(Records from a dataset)
########################################
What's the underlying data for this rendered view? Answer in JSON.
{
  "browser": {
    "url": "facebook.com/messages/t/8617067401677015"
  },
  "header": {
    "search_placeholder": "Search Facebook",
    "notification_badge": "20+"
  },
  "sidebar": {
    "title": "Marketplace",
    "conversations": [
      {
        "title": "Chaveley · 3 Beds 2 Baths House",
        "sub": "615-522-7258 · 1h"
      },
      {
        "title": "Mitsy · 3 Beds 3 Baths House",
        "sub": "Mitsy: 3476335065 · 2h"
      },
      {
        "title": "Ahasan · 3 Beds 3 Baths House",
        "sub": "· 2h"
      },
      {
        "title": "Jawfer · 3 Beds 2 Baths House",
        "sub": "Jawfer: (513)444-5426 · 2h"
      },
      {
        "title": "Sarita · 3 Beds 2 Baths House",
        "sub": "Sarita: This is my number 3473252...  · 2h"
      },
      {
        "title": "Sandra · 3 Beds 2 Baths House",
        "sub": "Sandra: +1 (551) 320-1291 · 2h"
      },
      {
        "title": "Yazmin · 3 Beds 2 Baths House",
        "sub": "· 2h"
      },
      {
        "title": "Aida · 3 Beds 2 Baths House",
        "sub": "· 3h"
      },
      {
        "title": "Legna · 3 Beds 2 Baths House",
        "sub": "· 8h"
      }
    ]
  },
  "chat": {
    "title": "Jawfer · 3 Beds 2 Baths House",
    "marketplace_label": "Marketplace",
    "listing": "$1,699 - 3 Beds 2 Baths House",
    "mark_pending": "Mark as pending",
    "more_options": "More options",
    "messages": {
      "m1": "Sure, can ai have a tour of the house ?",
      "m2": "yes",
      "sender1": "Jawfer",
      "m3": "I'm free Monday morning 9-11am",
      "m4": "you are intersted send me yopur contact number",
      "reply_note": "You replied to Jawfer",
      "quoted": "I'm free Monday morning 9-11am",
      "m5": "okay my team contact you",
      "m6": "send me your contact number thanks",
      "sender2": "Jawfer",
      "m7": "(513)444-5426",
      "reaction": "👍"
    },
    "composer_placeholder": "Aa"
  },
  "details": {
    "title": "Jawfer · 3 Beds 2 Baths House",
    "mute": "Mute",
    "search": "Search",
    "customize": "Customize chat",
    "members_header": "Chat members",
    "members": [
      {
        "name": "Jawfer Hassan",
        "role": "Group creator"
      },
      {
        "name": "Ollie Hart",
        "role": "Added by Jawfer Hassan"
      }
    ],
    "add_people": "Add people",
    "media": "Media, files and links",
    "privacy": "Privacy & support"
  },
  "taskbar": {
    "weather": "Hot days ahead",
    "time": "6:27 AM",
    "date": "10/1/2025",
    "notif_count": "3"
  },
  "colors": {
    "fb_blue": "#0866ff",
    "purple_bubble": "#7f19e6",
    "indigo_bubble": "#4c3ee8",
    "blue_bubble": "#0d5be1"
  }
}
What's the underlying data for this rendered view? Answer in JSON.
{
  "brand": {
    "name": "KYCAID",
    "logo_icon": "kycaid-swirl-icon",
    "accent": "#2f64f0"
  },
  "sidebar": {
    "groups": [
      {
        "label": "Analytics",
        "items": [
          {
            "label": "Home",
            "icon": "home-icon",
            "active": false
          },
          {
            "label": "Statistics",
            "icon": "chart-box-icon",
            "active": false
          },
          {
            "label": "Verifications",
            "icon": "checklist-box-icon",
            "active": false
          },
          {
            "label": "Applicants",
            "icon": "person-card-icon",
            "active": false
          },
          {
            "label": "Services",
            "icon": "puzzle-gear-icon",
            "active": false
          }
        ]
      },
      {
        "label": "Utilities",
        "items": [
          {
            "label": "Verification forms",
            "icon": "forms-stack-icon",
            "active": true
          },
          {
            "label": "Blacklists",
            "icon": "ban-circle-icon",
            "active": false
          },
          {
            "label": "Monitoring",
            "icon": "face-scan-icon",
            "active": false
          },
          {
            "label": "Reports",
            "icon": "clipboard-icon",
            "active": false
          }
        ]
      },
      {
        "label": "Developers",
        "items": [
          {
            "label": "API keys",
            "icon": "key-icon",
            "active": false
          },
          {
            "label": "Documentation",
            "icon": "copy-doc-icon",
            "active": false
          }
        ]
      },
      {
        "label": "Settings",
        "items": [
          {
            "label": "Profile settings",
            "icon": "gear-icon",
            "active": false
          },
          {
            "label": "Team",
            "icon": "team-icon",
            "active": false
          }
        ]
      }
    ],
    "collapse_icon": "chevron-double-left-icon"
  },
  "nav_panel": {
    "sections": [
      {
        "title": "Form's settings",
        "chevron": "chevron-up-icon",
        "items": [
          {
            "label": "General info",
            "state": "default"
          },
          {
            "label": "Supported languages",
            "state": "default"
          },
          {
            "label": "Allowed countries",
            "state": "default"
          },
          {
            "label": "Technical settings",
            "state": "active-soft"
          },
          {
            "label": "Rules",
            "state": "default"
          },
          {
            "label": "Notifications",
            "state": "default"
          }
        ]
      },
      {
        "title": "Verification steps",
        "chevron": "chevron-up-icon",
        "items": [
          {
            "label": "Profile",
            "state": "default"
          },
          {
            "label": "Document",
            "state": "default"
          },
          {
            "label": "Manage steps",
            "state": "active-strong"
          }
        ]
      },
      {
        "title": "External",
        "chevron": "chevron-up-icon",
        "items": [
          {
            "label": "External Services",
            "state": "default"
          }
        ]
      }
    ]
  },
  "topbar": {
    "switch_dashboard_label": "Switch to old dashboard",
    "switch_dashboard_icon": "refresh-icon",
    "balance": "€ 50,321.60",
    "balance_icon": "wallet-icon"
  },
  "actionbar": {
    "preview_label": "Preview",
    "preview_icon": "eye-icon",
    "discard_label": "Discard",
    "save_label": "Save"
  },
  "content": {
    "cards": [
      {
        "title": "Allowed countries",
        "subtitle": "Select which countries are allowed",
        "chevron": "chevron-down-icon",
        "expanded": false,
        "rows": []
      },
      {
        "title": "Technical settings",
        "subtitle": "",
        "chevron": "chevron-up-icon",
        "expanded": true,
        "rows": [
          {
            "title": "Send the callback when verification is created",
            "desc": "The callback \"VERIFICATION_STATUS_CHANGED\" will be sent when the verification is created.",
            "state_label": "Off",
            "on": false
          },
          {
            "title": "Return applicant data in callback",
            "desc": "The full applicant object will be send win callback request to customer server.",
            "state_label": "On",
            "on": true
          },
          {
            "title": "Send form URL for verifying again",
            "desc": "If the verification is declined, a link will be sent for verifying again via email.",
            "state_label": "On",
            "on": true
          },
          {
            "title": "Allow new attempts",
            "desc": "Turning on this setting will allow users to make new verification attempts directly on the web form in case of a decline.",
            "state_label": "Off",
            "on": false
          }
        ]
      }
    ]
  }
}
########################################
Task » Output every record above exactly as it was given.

Completed task »
What's the underlying data for this rendered view? Answer in JSON.
{
  "browser": {
    "url": "facebook.com/messages/t/8617067401677015"
  },
  "header": {
    "search_placeholder": "Search Facebook",
    "notification_badge": "20+"
  },
  "sidebar": {
    "title": "Marketplace",
    "conversations": [
      {
        "title": "Chaveley · 3 Beds 2 Baths House",
        "sub": "615-522-7258 · 1h"
      },
      {
        "title": "Mitsy · 3 Beds 3 Baths House",
        "sub": "Mitsy: 3476335065 · 2h"
      },
      {
        "title": "Ahasan · 3 Beds 3 Baths House",
        "sub": "· 2h"
      },
      {
        "title": "Jawfer · 3 Beds 2 Baths House",
        "sub": "Jawfer: (513)444-5426 · 2h"
      },
      {
        "title": "Sarita · 3 Beds 2 Baths House",
        "sub": "Sarita: This is my number 3473252...  · 2h"
      },
      {
        "title": "Sandra · 3 Beds 2 Baths House",
        "sub": "Sandra: +1 (551) 320-1291 · 2h"
      },
      {
        "title": "Yazmin · 3 Beds 2 Baths House",
        "sub": "· 2h"
      },
      {
        "title": "Aida · 3 Beds 2 Baths House",
        "sub": "· 3h"
      },
      {
        "title": "Legna · 3 Beds 2 Baths House",
        "sub": "· 8h"
      }
    ]
  },
  "chat": {
    "title": "Jawfer · 3 Beds 2 Baths House",
    "marketplace_label": "Marketplace",
    "listing": "$1,699 - 3 Beds 2 Baths House",
    "mark_pending": "Mark as pending",
    "more_options": "More options",
    "messages": {
      "m1": "Sure, can ai have a tour of the house ?",
      "m2": "yes",
      "sender1": "Jawfer",
      "m3": "I'm free Monday morning 9-11am",
      "m4": "you are intersted send me yopur contact number",
      "reply_note": "You replied to Jawfer",
      "quoted": "I'm free Monday morning 9-11am",
      "m5": "okay my team contact you",
      "m6": "send me your contact number thanks",
      "sender2": "Jawfer",
      "m7": "(513)444-5426",
      "reaction": "👍"
    },
    "composer_placeholder": "Aa"
  },
  "details": {
    "title": "Jawfer · 3 Beds 2 Baths House",
    "mute": "Mute",
    "search": "Search",
    "customize": "Customize chat",
    "members_header": "Chat members",
    "members": [
      {
        "name": "Jawfer Hassan",
        "role": "Group creator"
      },
      {
        "name": "Ollie Hart",
        "role": "Added by Jawfer Hassan"
      }
    ],
    "add_people": "Add people",
    "media": "Media, files and links",
    "privacy": "Privacy & support"
  },
  "taskbar": {
    "weather": "Hot days ahead",
    "time": "6:27 AM",
    "date": "10/1/2025",
    "notif_count": "3"
  },
  "colors": {
    "fb_blue": "#0866ff",
    "purple_bubble": "#7f19e6",
    "indigo_bubble": "#4c3ee8",
    "blue_bubble": "#0d5be1"
  }
}
What's the underlying data for this rendered view? Answer in JSON.
{
  "brand": {
    "name": "KYCAID",
    "logo_icon": "kycaid-swirl-icon",
    "accent": "#2f64f0"
  },
  "sidebar": {
    "groups": [
      {
        "label": "Analytics",
        "items": [
          {
            "label": "Home",
            "icon": "home-icon",
            "active": false
          },
          {
            "label": "Statistics",
            "icon": "chart-box-icon",
            "active": false
          },
          {
            "label": "Verifications",
            "icon": "checklist-box-icon",
            "active": false
          },
          {
            "label": "Applicants",
            "icon": "person-card-icon",
            "active": false
          },
          {
            "label": "Services",
            "icon": "puzzle-gear-icon",
            "active": false
          }
        ]
      },
      {
        "label": "Utilities",
        "items": [
          {
            "label": "Verification forms",
            "icon": "forms-stack-icon",
            "active": true
          },
          {
            "label": "Blacklists",
            "icon": "ban-circle-icon",
            "active": false
          },
          {
            "label": "Monitoring",
            "icon": "face-scan-icon",
            "active": false
          },
          {
            "label": "Reports",
            "icon": "clipboard-icon",
            "active": false
          }
        ]
      },
      {
        "label": "Developers",
        "items": [
          {
            "label": "API keys",
            "icon": "key-icon",
            "active": false
          },
          {
            "label": "Documentation",
            "icon": "copy-doc-icon",
            "active": false
          }
        ]
      },
      {
        "label": "Settings",
        "items": [
          {
            "label": "Profile settings",
            "icon": "gear-icon",
            "active": false
          },
          {
            "label": "Team",
            "icon": "team-icon",
            "active": false
          }
        ]
      }
    ],
    "collapse_icon": "chevron-double-left-icon"
  },
  "nav_panel": {
    "sections": [
      {
        "title": "Form's settings",
        "chevron": "chevron-up-icon",
        "items": [
          {
            "label": "General info",
            "state": "default"
          },
          {
            "label": "Supported languages",
            "state": "default"
          },
          {
            "label": "Allowed countries",
            "state": "default"
          },
          {
            "label": "Technical settings",
            "state": "active-soft"
          },
          {
            "label": "Rules",
            "state": "default"
          },
          {
            "label": "Notifications",
            "state": "default"
          }
        ]
      },
      {
        "title": "Verification steps",
        "chevron": "chevron-up-icon",
        "items": [
          {
            "label": "Profile",
            "state": "default"
          },
          {
            "label": "Document",
            "state": "default"
          },
          {
            "label": "Manage steps",
            "state": "active-strong"
          }
        ]
      },
      {
        "title": "External",
        "chevron": "chevron-up-icon",
        "items": [
          {
            "label": "External Services",
            "state": "default"
          }
        ]
      }
    ]
  },
  "topbar": {
    "switch_dashboard_label": "Switch to old dashboard",
    "switch_dashboard_icon": "refresh-icon",
    "balance": "€ 50,321.60",
    "balance_icon": "wallet-icon"
  },
  "actionbar": {
    "preview_label": "Preview",
    "preview_icon": "eye-icon",
    "discard_label": "Discard",
    "save_label": "Save"
  },
  "content": {
    "cards": [
      {
        "title": "Allowed countries",
        "subtitle": "Select which countries are allowed",
        "chevron": "chevron-down-icon",
        "expanded": false,
        "rows": []
      },
      {
        "title": "Technical settings",
        "subtitle": "",
        "chevron": "chevron-up-icon",
        "expanded": true,
        "rows": [
          {
            "title": "Send the callback when verification is created",
            "desc": "The callback \"VERIFICATION_STATUS_CHANGED\" will be sent when the verification is created.",
            "state_label": "Off",
            "on": false
          },
          {
            "title": "Return applicant data in callback",
            "desc": "The full applicant object will be send win callback request to customer server.",
            "state_label": "On",
            "on": true
          },
          {
            "title": "Send form URL for verifying again",
            "desc": "If the verification is declined, a link will be sent for verifying again via email.",
            "state_label": "On",
            "on": true
          },
          {
            "title": "Allow new attempts",
            "desc": "Turning on this setting will allow users to make new verification attempts directly on the web form in case of a decline.",
            "state_label": "Off",
            "on": false
          }
        ]
      }
    ]
  }
}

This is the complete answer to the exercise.